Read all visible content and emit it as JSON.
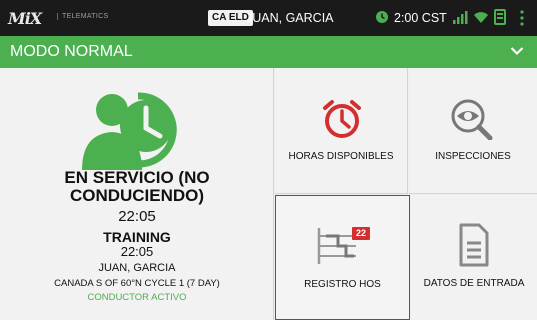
{
  "statusbar": {
    "brand": "MiX",
    "brand_sub": "TELEMATICS",
    "eld_badge": "CA ELD",
    "driver_name": "JUAN, GARCIA",
    "time": "2:00 CST",
    "icons": [
      "clock-icon",
      "signal-icon",
      "wifi-icon",
      "device-icon",
      "menu-icon"
    ]
  },
  "mode": {
    "label": "MODO NORMAL",
    "icon": "chevron-down-icon"
  },
  "status": {
    "title_line1": "EN SERVICIO (NO",
    "title_line2": "CONDUCIENDO)",
    "time": "22:05",
    "cycle_name": "TRAINING",
    "cycle_time": "22:05",
    "driver": "JUAN, GARCIA",
    "ruleset": "CANADA S OF 60°N CYCLE 1 (7 DAY)",
    "driver_status": "CONDUCTOR ACTIVO"
  },
  "tiles": [
    {
      "label": "HORAS DISPONIBLES",
      "icon": "alarm-clock-icon"
    },
    {
      "label": "INSPECCIONES",
      "icon": "magnifier-eye-icon"
    },
    {
      "label": "REGISTRO HOS",
      "icon": "log-chart-icon",
      "badge": "22"
    },
    {
      "label": "DATOS DE ENTRADA",
      "icon": "document-icon"
    }
  ],
  "colors": {
    "accent_green": "#4caf50",
    "alert_red": "#d32f2f",
    "dark_bar": "#1a1a1a",
    "panel_bg": "#f2f2f2"
  }
}
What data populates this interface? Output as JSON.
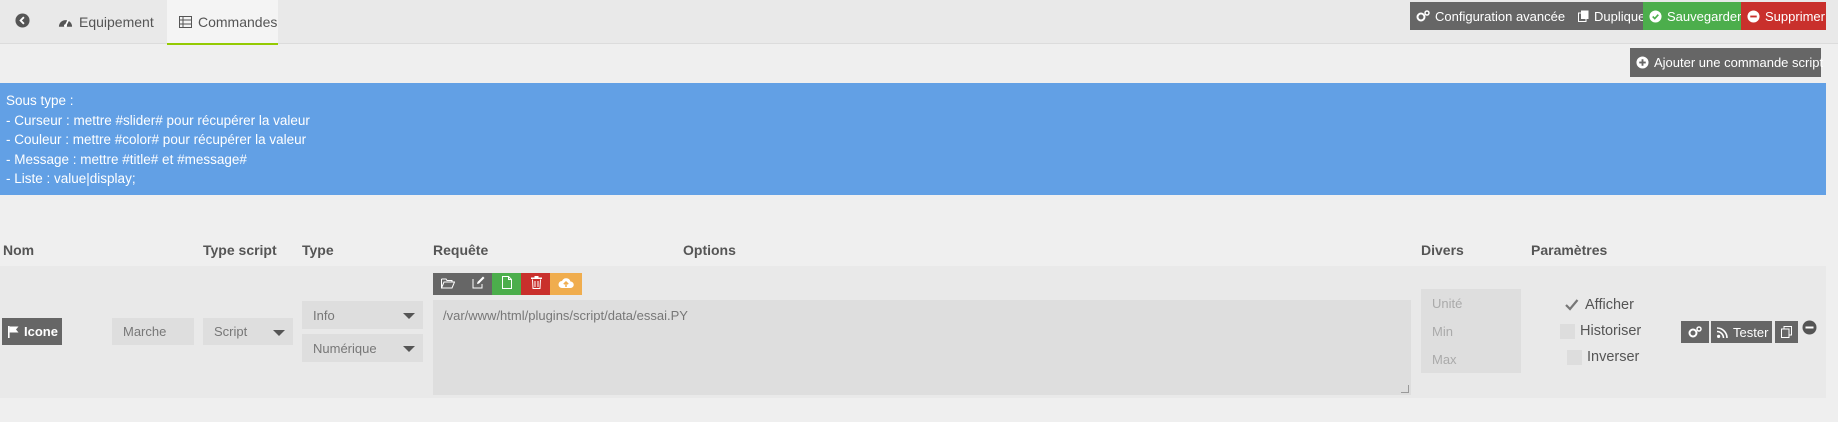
{
  "tabs": {
    "back_icon": "circle-arrow-left-icon",
    "equipement": "Equipement",
    "commandes": "Commandes"
  },
  "actions": {
    "config": "Configuration avancée",
    "duplicate": "Dupliquer",
    "save": "Sauvegarder",
    "delete": "Supprimer",
    "add_command": "Ajouter une commande script"
  },
  "info_lines": [
    "Sous type :",
    "- Curseur : mettre #slider# pour récupérer la valeur",
    "- Couleur : mettre #color# pour récupérer la valeur",
    "- Message : mettre #title# et #message#",
    "- Liste : value|display;"
  ],
  "table": {
    "headers": {
      "nom": "Nom",
      "type_script": "Type script",
      "type": "Type",
      "requete": "Requête",
      "options": "Options",
      "divers": "Divers",
      "parametres": "Paramètres"
    },
    "row": {
      "icon_button": "Icone",
      "name_value": "Marche",
      "type_script_value": "Script",
      "type_value": "Info",
      "subtype_value": "Numérique",
      "request_value": "/var/www/html/plugins/script/data/essai.PY",
      "unit_placeholder": "Unité",
      "min_placeholder": "Min",
      "max_placeholder": "Max",
      "param_show": "Afficher",
      "param_history": "Historiser",
      "param_invert": "Inverser",
      "show_checked": true,
      "history_checked": false,
      "invert_checked": false,
      "test_button": "Tester"
    }
  },
  "colors": {
    "info_bg": "#62a0e5",
    "green": "#4cae4c",
    "red": "#c9302c",
    "orange": "#f0ad4e",
    "dark": "#666666"
  }
}
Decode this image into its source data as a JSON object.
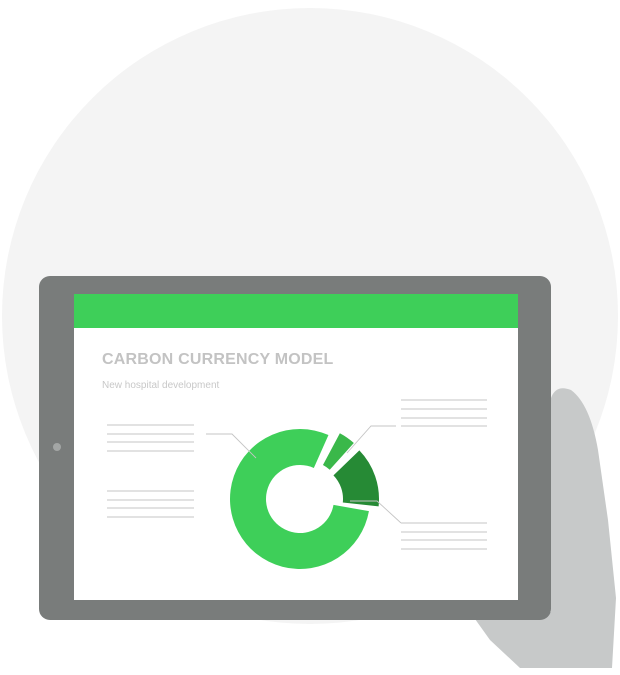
{
  "screen": {
    "title": "CARBON CURRENCY MODEL",
    "subtitle": "New hospital development"
  },
  "colors": {
    "background_circle": "#f4f4f4",
    "tablet_frame": "#797c7b",
    "header_bar": "#3ecf59",
    "donut_large": "#3ecf59",
    "donut_small": "#3ab84a",
    "donut_medium": "#268a35",
    "hand": "#c7c9c9",
    "placeholder_lines": "#c5c5c5"
  },
  "icons": {
    "camera": "camera-icon",
    "hand": "hand-illustration"
  },
  "chart_data": {
    "type": "pie",
    "style": "donut",
    "labels": [],
    "values": [
      0.8,
      0.05,
      0.15
    ],
    "legend": "placeholder-lines"
  }
}
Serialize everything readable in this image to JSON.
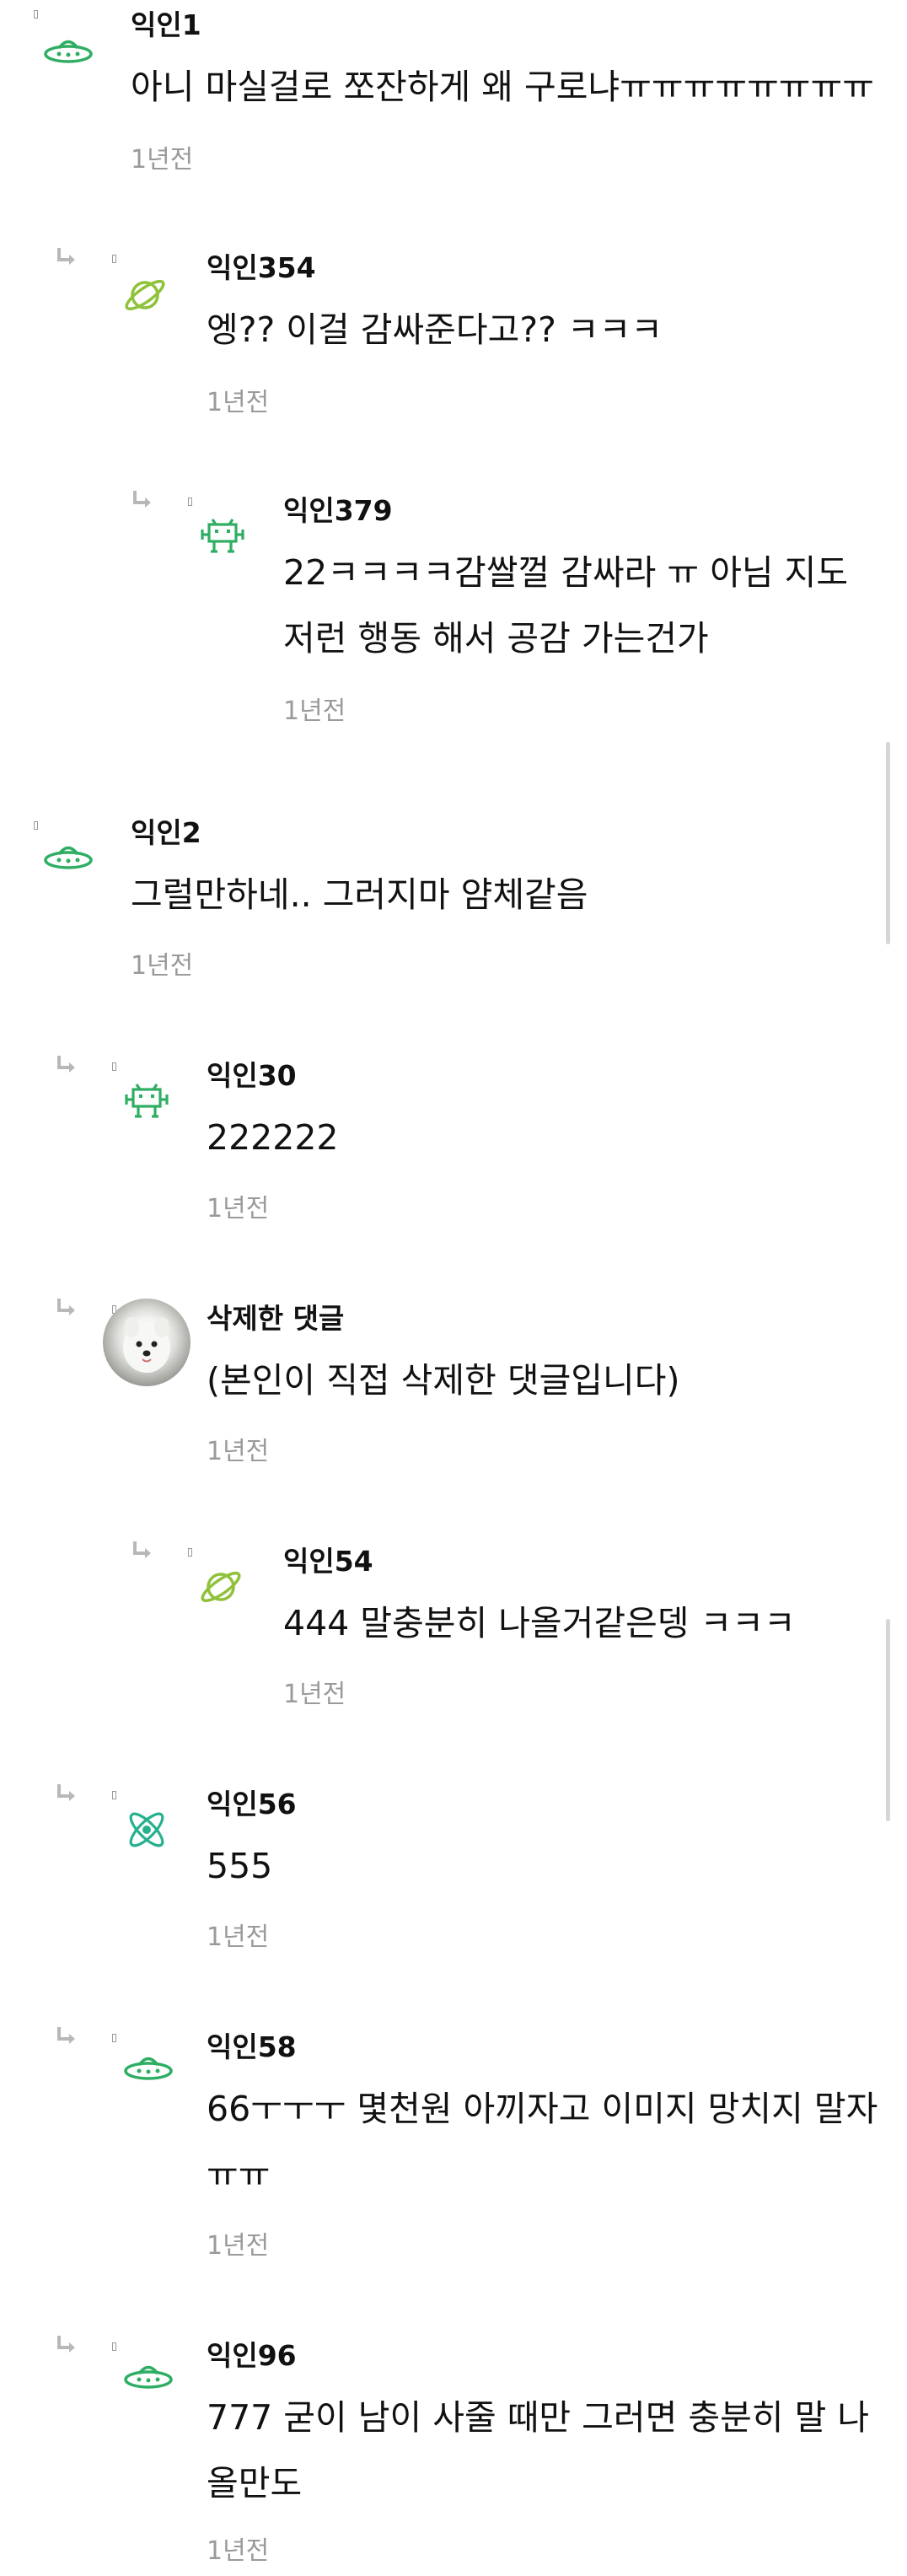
{
  "comments": [
    {
      "nick": "익인1",
      "text": "아니 마실걸로 쪼잔하게 왜 구로냐ㅠㅠㅠㅠㅠㅠㅠㅠ",
      "time": "1년전",
      "avatar": "ufo-icon"
    },
    {
      "nick": "익인354",
      "text": "엥?? 이걸 감싸준다고?? ㅋㅋㅋ",
      "time": "1년전",
      "avatar": "planet-icon"
    },
    {
      "nick": "익인379",
      "text": "22ㅋㅋㅋㅋ감쌀껄 감싸라 ㅠ 아님 지도\n저런 행동 해서 공감 가는건가",
      "time": "1년전",
      "avatar": "space-invader-icon"
    },
    {
      "nick": "익인2",
      "text": "그럴만하네.. 그러지마 얌체같음",
      "time": "1년전",
      "avatar": "ufo-icon"
    },
    {
      "nick": "익인30",
      "text": "222222",
      "time": "1년전",
      "avatar": "space-invader-icon"
    },
    {
      "nick": "삭제한 댓글",
      "text": "(본인이 직접 삭제한 댓글입니다)",
      "time": "1년전",
      "avatar": "dog-photo-avatar"
    },
    {
      "nick": "익인54",
      "text": "444 말충분히 나올거같은뎅 ㅋㅋㅋ",
      "time": "1년전",
      "avatar": "planet-icon"
    },
    {
      "nick": "익인56",
      "text": "555",
      "time": "1년전",
      "avatar": "atom-icon"
    },
    {
      "nick": "익인58",
      "text": "66ㅜㅜㅜ 몇천원 아끼자고 이미지 망치지 말자\nㅠㅠ",
      "time": "1년전",
      "avatar": "ufo-icon"
    },
    {
      "nick": "익인96",
      "text": "777 굳이 남이 사줄 때만 그러면 충분히 말 나\n올만도",
      "time": "1년전",
      "avatar": "ufo-icon"
    }
  ],
  "colors": {
    "avatar_green": "#2fae63",
    "planet_green": "#8fc23a",
    "atom_teal": "#27b08e",
    "time_gray": "#9a9a9a",
    "divider": "#e4e4e4"
  }
}
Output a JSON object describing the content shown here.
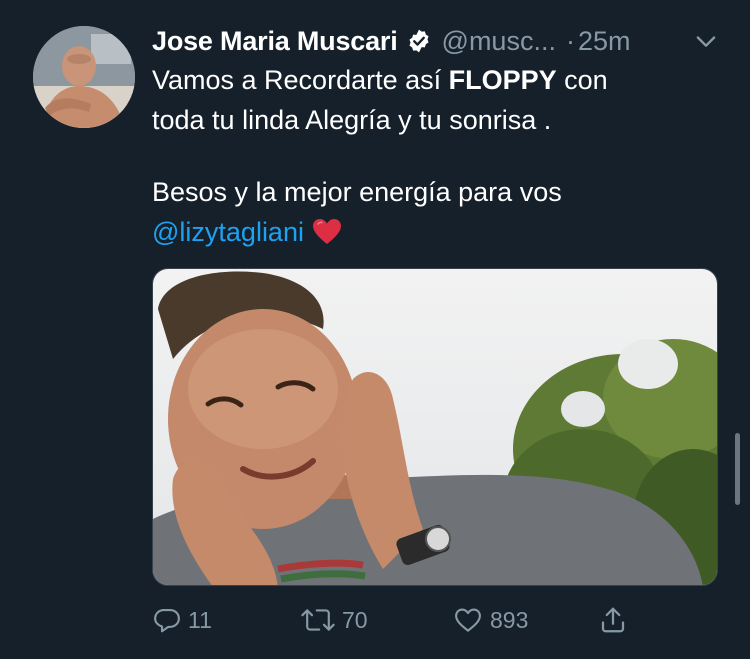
{
  "author": {
    "display_name": "Jose Maria Muscari",
    "handle": "@musc...",
    "separator": "·",
    "timestamp": "25m",
    "verified": true
  },
  "tweet": {
    "line1_pre": "Vamos a Recordarte así ",
    "line1_bold": "FLOPPY",
    "line1_post": " con",
    "line2": "toda tu linda Alegría y tu sonrisa .",
    "line3": "Besos y la mejor energía para vos",
    "mention": "@lizytagliani",
    "emoji": "red-heart"
  },
  "actions": {
    "replies": "11",
    "retweets": "70",
    "likes": "893"
  },
  "colors": {
    "background": "#15202b",
    "secondary_text": "#8899a6",
    "link": "#1da1f2",
    "verified_badge": "#ffffff"
  },
  "icons": [
    "verified-badge-icon",
    "chevron-down-icon",
    "reply-icon",
    "retweet-icon",
    "heart-icon",
    "share-icon"
  ]
}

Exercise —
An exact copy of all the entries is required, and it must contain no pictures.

Output for this exercise —
Read all visible content and emit it as JSON.
{
  "statusbar": {
    "brand": "MiX",
    "brand_sub": "TELEMATICS",
    "eld_badge": "CA ELD",
    "driver_name": "JUAN, GARCIA",
    "time": "2:00 CST",
    "icons": [
      "clock-icon",
      "signal-icon",
      "wifi-icon",
      "device-icon",
      "menu-icon"
    ]
  },
  "mode": {
    "label": "MODO NORMAL",
    "icon": "chevron-down-icon"
  },
  "status": {
    "title_line1": "EN SERVICIO (NO",
    "title_line2": "CONDUCIENDO)",
    "time": "22:05",
    "cycle_name": "TRAINING",
    "cycle_time": "22:05",
    "driver": "JUAN, GARCIA",
    "ruleset": "CANADA S OF 60°N CYCLE 1 (7 DAY)",
    "driver_status": "CONDUCTOR ACTIVO"
  },
  "tiles": [
    {
      "label": "HORAS DISPONIBLES",
      "icon": "alarm-clock-icon"
    },
    {
      "label": "INSPECCIONES",
      "icon": "magnifier-eye-icon"
    },
    {
      "label": "REGISTRO HOS",
      "icon": "log-chart-icon",
      "badge": "22"
    },
    {
      "label": "DATOS DE ENTRADA",
      "icon": "document-icon"
    }
  ],
  "colors": {
    "accent_green": "#4caf50",
    "alert_red": "#d32f2f",
    "dark_bar": "#1a1a1a",
    "panel_bg": "#f2f2f2"
  }
}
What data populates this interface? Output as JSON.
{
  "tabs": {
    "back_icon": "circle-arrow-left-icon",
    "equipement": "Equipement",
    "commandes": "Commandes"
  },
  "actions": {
    "config": "Configuration avancée",
    "duplicate": "Dupliquer",
    "save": "Sauvegarder",
    "delete": "Supprimer",
    "add_command": "Ajouter une commande script"
  },
  "info_lines": [
    "Sous type :",
    "- Curseur : mettre #slider# pour récupérer la valeur",
    "- Couleur : mettre #color# pour récupérer la valeur",
    "- Message : mettre #title# et #message#",
    "- Liste : value|display;"
  ],
  "table": {
    "headers": {
      "nom": "Nom",
      "type_script": "Type script",
      "type": "Type",
      "requete": "Requête",
      "options": "Options",
      "divers": "Divers",
      "parametres": "Paramètres"
    },
    "row": {
      "icon_button": "Icone",
      "name_value": "Marche",
      "type_script_value": "Script",
      "type_value": "Info",
      "subtype_value": "Numérique",
      "request_value": "/var/www/html/plugins/script/data/essai.PY",
      "unit_placeholder": "Unité",
      "min_placeholder": "Min",
      "max_placeholder": "Max",
      "param_show": "Afficher",
      "param_history": "Historiser",
      "param_invert": "Inverser",
      "show_checked": true,
      "history_checked": false,
      "invert_checked": false,
      "test_button": "Tester"
    }
  },
  "colors": {
    "info_bg": "#62a0e5",
    "green": "#4cae4c",
    "red": "#c9302c",
    "orange": "#f0ad4e",
    "dark": "#666666"
  }
}
Decode this image into its source data as a JSON object.
{
  "screen": {
    "title": "CARBON CURRENCY MODEL",
    "subtitle": "New hospital development"
  },
  "colors": {
    "background_circle": "#f4f4f4",
    "tablet_frame": "#797c7b",
    "header_bar": "#3ecf59",
    "donut_large": "#3ecf59",
    "donut_small": "#3ab84a",
    "donut_medium": "#268a35",
    "hand": "#c7c9c9",
    "placeholder_lines": "#c5c5c5"
  },
  "icons": {
    "camera": "camera-icon",
    "hand": "hand-illustration"
  },
  "chart_data": {
    "type": "pie",
    "style": "donut",
    "labels": [],
    "values": [
      0.8,
      0.05,
      0.15
    ],
    "legend": "placeholder-lines"
  }
}
Serialize everything readable in this image to JSON.
{
  "comments": [
    {
      "nick": "익인1",
      "text": "아니 마실걸로 쪼잔하게 왜 구로냐ㅠㅠㅠㅠㅠㅠㅠㅠ",
      "time": "1년전",
      "avatar": "ufo-icon"
    },
    {
      "nick": "익인354",
      "text": "엥?? 이걸 감싸준다고?? ㅋㅋㅋ",
      "time": "1년전",
      "avatar": "planet-icon"
    },
    {
      "nick": "익인379",
      "text": "22ㅋㅋㅋㅋ감쌀껄 감싸라 ㅠ 아님 지도\n저런 행동 해서 공감 가는건가",
      "time": "1년전",
      "avatar": "space-invader-icon"
    },
    {
      "nick": "익인2",
      "text": "그럴만하네.. 그러지마 얌체같음",
      "time": "1년전",
      "avatar": "ufo-icon"
    },
    {
      "nick": "익인30",
      "text": "222222",
      "time": "1년전",
      "avatar": "space-invader-icon"
    },
    {
      "nick": "삭제한 댓글",
      "text": "(본인이 직접 삭제한 댓글입니다)",
      "time": "1년전",
      "avatar": "dog-photo-avatar"
    },
    {
      "nick": "익인54",
      "text": "444 말충분히 나올거같은뎅 ㅋㅋㅋ",
      "time": "1년전",
      "avatar": "planet-icon"
    },
    {
      "nick": "익인56",
      "text": "555",
      "time": "1년전",
      "avatar": "atom-icon"
    },
    {
      "nick": "익인58",
      "text": "66ㅜㅜㅜ 몇천원 아끼자고 이미지 망치지 말자\nㅠㅠ",
      "time": "1년전",
      "avatar": "ufo-icon"
    },
    {
      "nick": "익인96",
      "text": "777 굳이 남이 사줄 때만 그러면 충분히 말 나\n올만도",
      "time": "1년전",
      "avatar": "ufo-icon"
    }
  ],
  "colors": {
    "avatar_green": "#2fae63",
    "planet_green": "#8fc23a",
    "atom_teal": "#27b08e",
    "time_gray": "#9a9a9a",
    "divider": "#e4e4e4"
  }
}
Output a JSON object describing the content shown here.
{
  "author": {
    "display_name": "Jose Maria Muscari",
    "handle": "@musc...",
    "separator": "·",
    "timestamp": "25m",
    "verified": true
  },
  "tweet": {
    "line1_pre": "Vamos a Recordarte así ",
    "line1_bold": "FLOPPY",
    "line1_post": " con",
    "line2": "toda tu linda Alegría y tu sonrisa .",
    "line3": "Besos y la mejor energía para vos",
    "mention": "@lizytagliani",
    "emoji": "red-heart"
  },
  "actions": {
    "replies": "11",
    "retweets": "70",
    "likes": "893"
  },
  "colors": {
    "background": "#15202b",
    "secondary_text": "#8899a6",
    "link": "#1da1f2",
    "verified_badge": "#ffffff"
  },
  "icons": [
    "verified-badge-icon",
    "chevron-down-icon",
    "reply-icon",
    "retweet-icon",
    "heart-icon",
    "share-icon"
  ]
}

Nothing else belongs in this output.